## Try it
What you return must match the records word for word, except that pictures are dropped.

*** Begin section ***

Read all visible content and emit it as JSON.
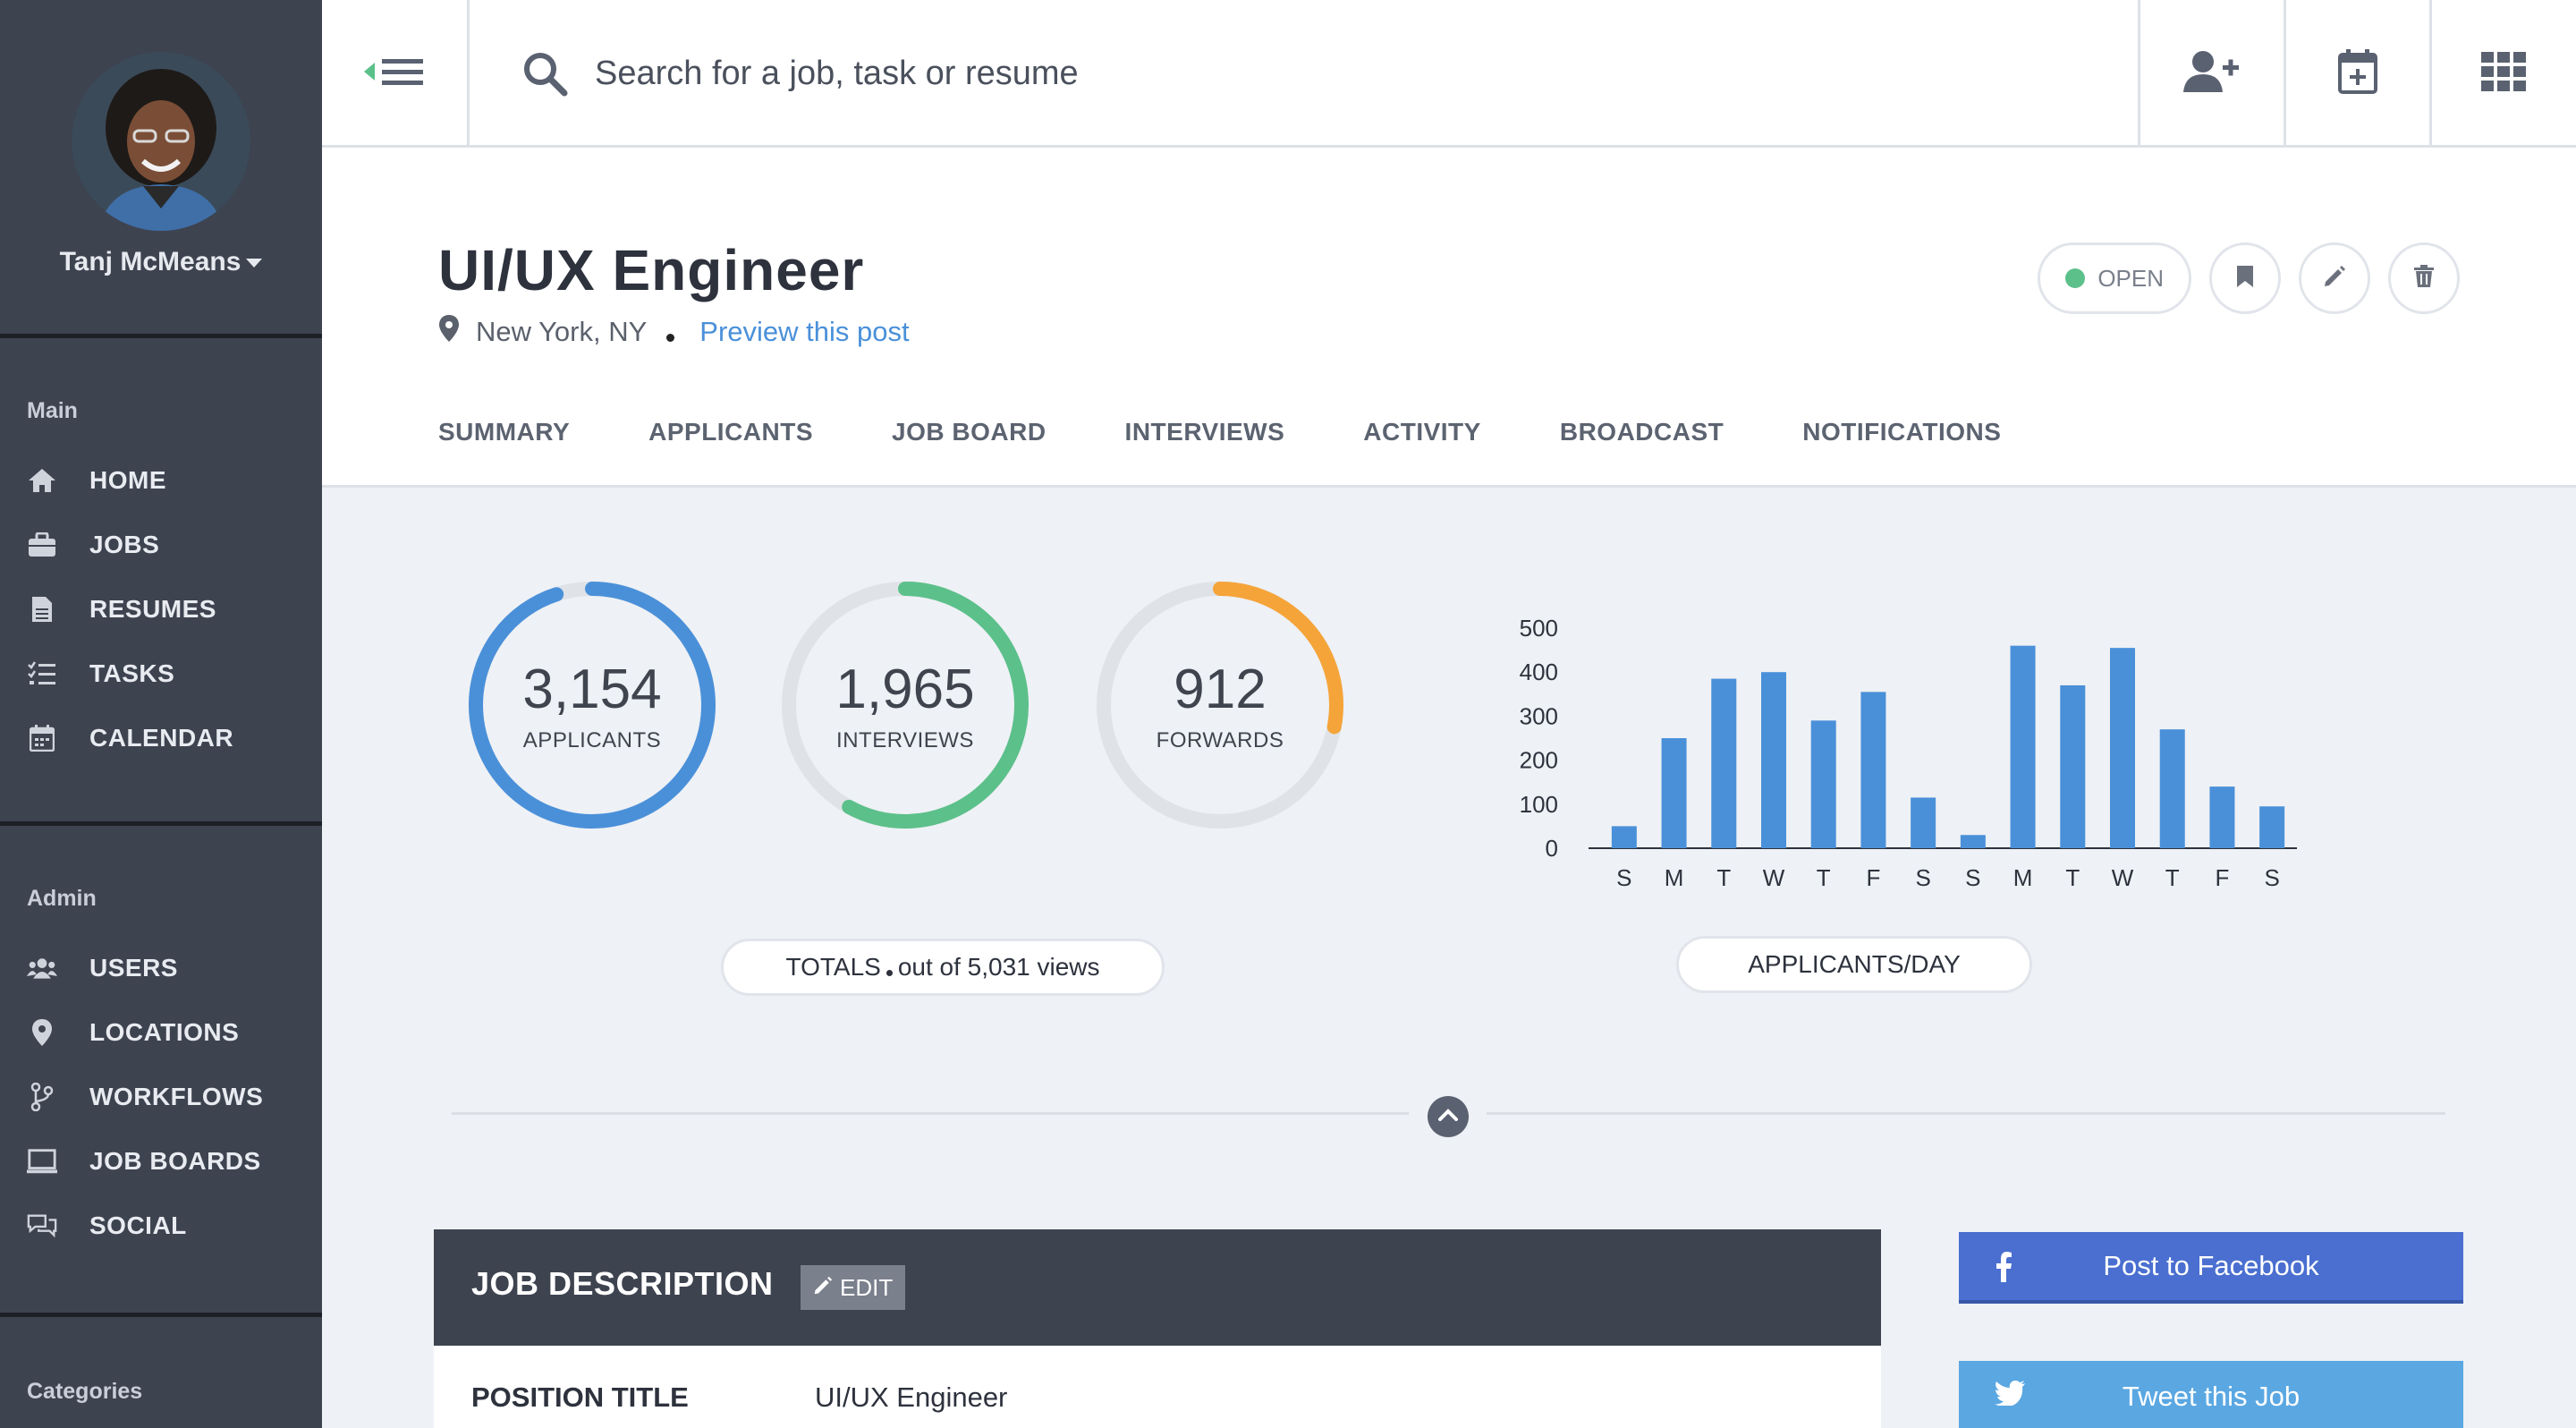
{
  "sidebar": {
    "user_name": "Tanj McMeans",
    "sections": [
      {
        "title": "Main",
        "items": [
          {
            "label": "HOME",
            "icon": "home-icon"
          },
          {
            "label": "JOBS",
            "icon": "briefcase-icon"
          },
          {
            "label": "RESUMES",
            "icon": "document-icon"
          },
          {
            "label": "TASKS",
            "icon": "tasks-icon"
          },
          {
            "label": "CALENDAR",
            "icon": "calendar-icon"
          }
        ]
      },
      {
        "title": "Admin",
        "items": [
          {
            "label": "USERS",
            "icon": "users-icon"
          },
          {
            "label": "LOCATIONS",
            "icon": "location-pin-icon"
          },
          {
            "label": "WORKFLOWS",
            "icon": "branch-icon"
          },
          {
            "label": "JOB BOARDS",
            "icon": "monitor-icon"
          },
          {
            "label": "SOCIAL",
            "icon": "chat-bubbles-icon"
          }
        ]
      },
      {
        "title": "Categories",
        "items": []
      }
    ]
  },
  "topbar": {
    "search_placeholder": "Search for a job, task or resume",
    "actions": [
      "add-user-icon",
      "calendar-plus-icon",
      "apps-grid-icon"
    ]
  },
  "job": {
    "title": "UI/UX Engineer",
    "location": "New York, NY",
    "preview_link": "Preview this post",
    "status": "OPEN",
    "status_color": "#5cc08a"
  },
  "tabs": [
    "SUMMARY",
    "APPLICANTS",
    "JOB BOARD",
    "INTERVIEWS",
    "ACTIVITY",
    "BROADCAST",
    "NOTIFICATIONS"
  ],
  "stats": [
    {
      "value": "3,154",
      "label": "APPLICANTS",
      "fraction": 0.95,
      "color": "#4a90d9"
    },
    {
      "value": "1,965",
      "label": "INTERVIEWS",
      "fraction": 0.58,
      "color": "#5cc08a"
    },
    {
      "value": "912",
      "label": "FORWARDS",
      "fraction": 0.28,
      "color": "#f5a43a"
    }
  ],
  "totals_caption": {
    "prefix": "TOTALS",
    "suffix": "out of 5,031 views"
  },
  "chart_data": {
    "type": "bar",
    "categories": [
      "S",
      "M",
      "T",
      "W",
      "T",
      "F",
      "S",
      "S",
      "M",
      "T",
      "W",
      "T",
      "F",
      "S"
    ],
    "values": [
      50,
      250,
      385,
      400,
      290,
      355,
      115,
      30,
      460,
      370,
      455,
      270,
      140,
      95
    ],
    "title": "APPLICANTS/DAY",
    "xlabel": "",
    "ylabel": "",
    "ylim": [
      0,
      500
    ],
    "yticks": [
      0,
      100,
      200,
      300,
      400,
      500
    ],
    "grid": false,
    "color": "#4a90d9"
  },
  "job_description": {
    "header": "JOB DESCRIPTION",
    "edit_label": "EDIT",
    "fields": [
      {
        "label": "POSITION TITLE",
        "value": "UI/UX Engineer"
      }
    ]
  },
  "social": {
    "facebook_label": "Post to Facebook",
    "twitter_label": "Tweet this Job"
  }
}
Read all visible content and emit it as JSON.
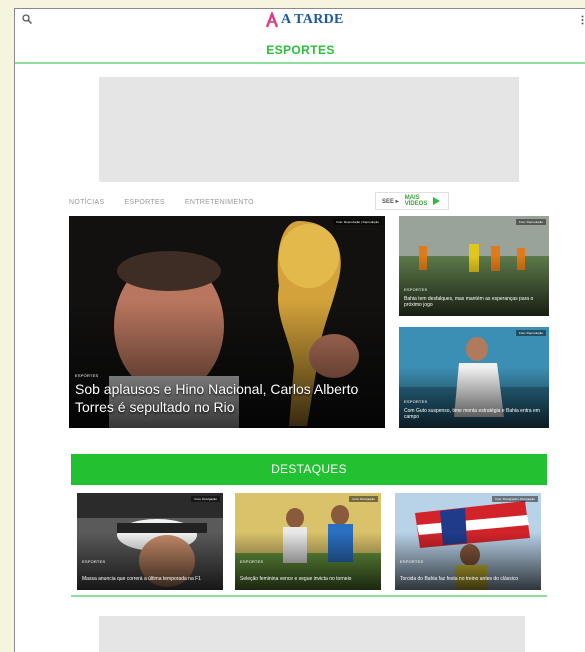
{
  "header": {
    "logo_text": "A TARDE",
    "section_title": "ESPORTES"
  },
  "nav": {
    "tabs": [
      "NOTÍCIAS",
      "ESPORTES",
      "ENTRETENIMENTO"
    ],
    "video_label": "SEE ▸",
    "video_brand_line1": "MAIS",
    "video_brand_line2": "VÍDEOS"
  },
  "featured": {
    "main": {
      "label": "ESPORTES",
      "title": "Sob aplausos e Hino Nacional, Carlos Alberto Torres é sepultado no Rio",
      "credit": "Foto: Reprodução | Reprodução"
    },
    "side": [
      {
        "label": "ESPORTES",
        "title": "Bahia tem desfalques, mas mantém as esperanças para o próximo jogo",
        "credit": "Foto: Reprodução"
      },
      {
        "label": "ESPORTES",
        "title": "Com Guto suspenso, time monta estratégia e Bahia entra em campo",
        "credit": "Foto: Reprodução"
      }
    ]
  },
  "destaques": {
    "title": "DESTAQUES",
    "items": [
      {
        "label": "ESPORTES",
        "title": "Massa anuncia que correrá a última temporada na F1",
        "credit": "Foto: Divulgação"
      },
      {
        "label": "ESPORTES",
        "title": "Seleção feminina vence e segue invicta no torneio",
        "credit": "Foto: Divulgação"
      },
      {
        "label": "ESPORTES",
        "title": "Torcida do Bahia faz festa no treino antes do clássico",
        "credit": "Foto: Divulgação | Divulgação"
      }
    ]
  },
  "colors": {
    "brand_green": "#22c132",
    "logo_blue": "#1b57a6",
    "logo_pink": "#e23b7d"
  }
}
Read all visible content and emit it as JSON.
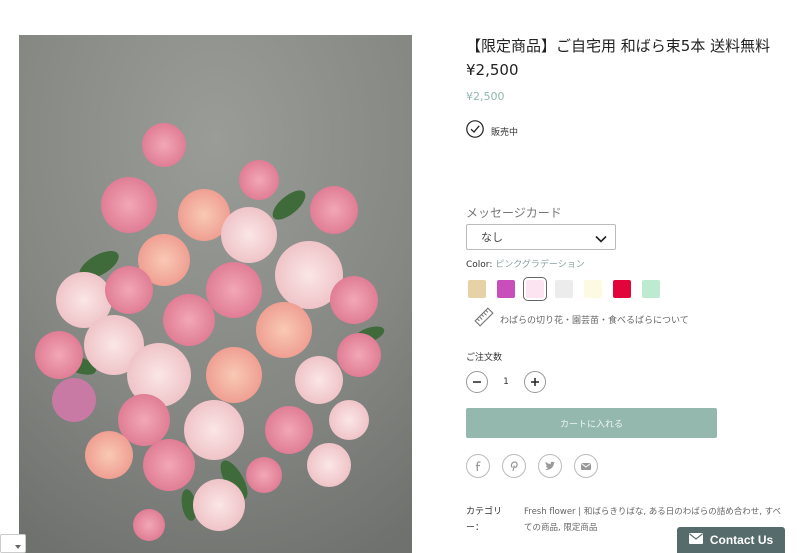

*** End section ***

## Written reply
Read all visible content and emit it as JSON.
{
  "sidebar": {
    "user_name": "Tanj McMeans",
    "sections": [
      {
        "title": "Main",
        "items": [
          {
            "label": "HOME",
            "icon": "home-icon"
          },
          {
            "label": "JOBS",
            "icon": "briefcase-icon"
          },
          {
            "label": "RESUMES",
            "icon": "document-icon"
          },
          {
            "label": "TASKS",
            "icon": "tasks-icon"
          },
          {
            "label": "CALENDAR",
            "icon": "calendar-icon"
          }
        ]
      },
      {
        "title": "Admin",
        "items": [
          {
            "label": "USERS",
            "icon": "users-icon"
          },
          {
            "label": "LOCATIONS",
            "icon": "location-pin-icon"
          },
          {
            "label": "WORKFLOWS",
            "icon": "branch-icon"
          },
          {
            "label": "JOB BOARDS",
            "icon": "monitor-icon"
          },
          {
            "label": "SOCIAL",
            "icon": "chat-bubbles-icon"
          }
        ]
      },
      {
        "title": "Categories",
        "items": []
      }
    ]
  },
  "topbar": {
    "search_placeholder": "Search for a job, task or resume",
    "actions": [
      "add-user-icon",
      "calendar-plus-icon",
      "apps-grid-icon"
    ]
  },
  "job": {
    "title": "UI/UX Engineer",
    "location": "New York, NY",
    "preview_link": "Preview this post",
    "status": "OPEN",
    "status_color": "#5cc08a"
  },
  "tabs": [
    "SUMMARY",
    "APPLICANTS",
    "JOB BOARD",
    "INTERVIEWS",
    "ACTIVITY",
    "BROADCAST",
    "NOTIFICATIONS"
  ],
  "stats": [
    {
      "value": "3,154",
      "label": "APPLICANTS",
      "fraction": 0.95,
      "color": "#4a90d9"
    },
    {
      "value": "1,965",
      "label": "INTERVIEWS",
      "fraction": 0.58,
      "color": "#5cc08a"
    },
    {
      "value": "912",
      "label": "FORWARDS",
      "fraction": 0.28,
      "color": "#f5a43a"
    }
  ],
  "totals_caption": {
    "prefix": "TOTALS",
    "suffix": "out of 5,031 views"
  },
  "chart_data": {
    "type": "bar",
    "categories": [
      "S",
      "M",
      "T",
      "W",
      "T",
      "F",
      "S",
      "S",
      "M",
      "T",
      "W",
      "T",
      "F",
      "S"
    ],
    "values": [
      50,
      250,
      385,
      400,
      290,
      355,
      115,
      30,
      460,
      370,
      455,
      270,
      140,
      95
    ],
    "title": "APPLICANTS/DAY",
    "xlabel": "",
    "ylabel": "",
    "ylim": [
      0,
      500
    ],
    "yticks": [
      0,
      100,
      200,
      300,
      400,
      500
    ],
    "grid": false,
    "color": "#4a90d9"
  },
  "job_description": {
    "header": "JOB DESCRIPTION",
    "edit_label": "EDIT",
    "fields": [
      {
        "label": "POSITION TITLE",
        "value": "UI/UX Engineer"
      }
    ]
  },
  "social": {
    "facebook_label": "Post to Facebook",
    "twitter_label": "Tweet this Job"
  }
}
Read all visible content and emit it as JSON.
{
  "header": {
    "logo_text": "A TARDE",
    "section_title": "ESPORTES"
  },
  "nav": {
    "tabs": [
      "NOTÍCIAS",
      "ESPORTES",
      "ENTRETENIMENTO"
    ],
    "video_label": "SEE ▸",
    "video_brand_line1": "MAIS",
    "video_brand_line2": "VÍDEOS"
  },
  "featured": {
    "main": {
      "label": "ESPORTES",
      "title": "Sob aplausos e Hino Nacional, Carlos Alberto Torres é sepultado no Rio",
      "credit": "Foto: Reprodução | Reprodução"
    },
    "side": [
      {
        "label": "ESPORTES",
        "title": "Bahia tem desfalques, mas mantém as esperanças para o próximo jogo",
        "credit": "Foto: Reprodução"
      },
      {
        "label": "ESPORTES",
        "title": "Com Guto suspenso, time monta estratégia e Bahia entra em campo",
        "credit": "Foto: Reprodução"
      }
    ]
  },
  "destaques": {
    "title": "DESTAQUES",
    "items": [
      {
        "label": "ESPORTES",
        "title": "Massa anuncia que correrá a última temporada na F1",
        "credit": "Foto: Divulgação"
      },
      {
        "label": "ESPORTES",
        "title": "Seleção feminina vence e segue invicta no torneio",
        "credit": "Foto: Divulgação"
      },
      {
        "label": "ESPORTES",
        "title": "Torcida do Bahia faz festa no treino antes do clássico",
        "credit": "Foto: Divulgação | Divulgação"
      }
    ]
  },
  "colors": {
    "brand_green": "#22c132",
    "logo_blue": "#1b57a6",
    "logo_pink": "#e23b7d"
  }
}
Read all visible content and emit it as JSON.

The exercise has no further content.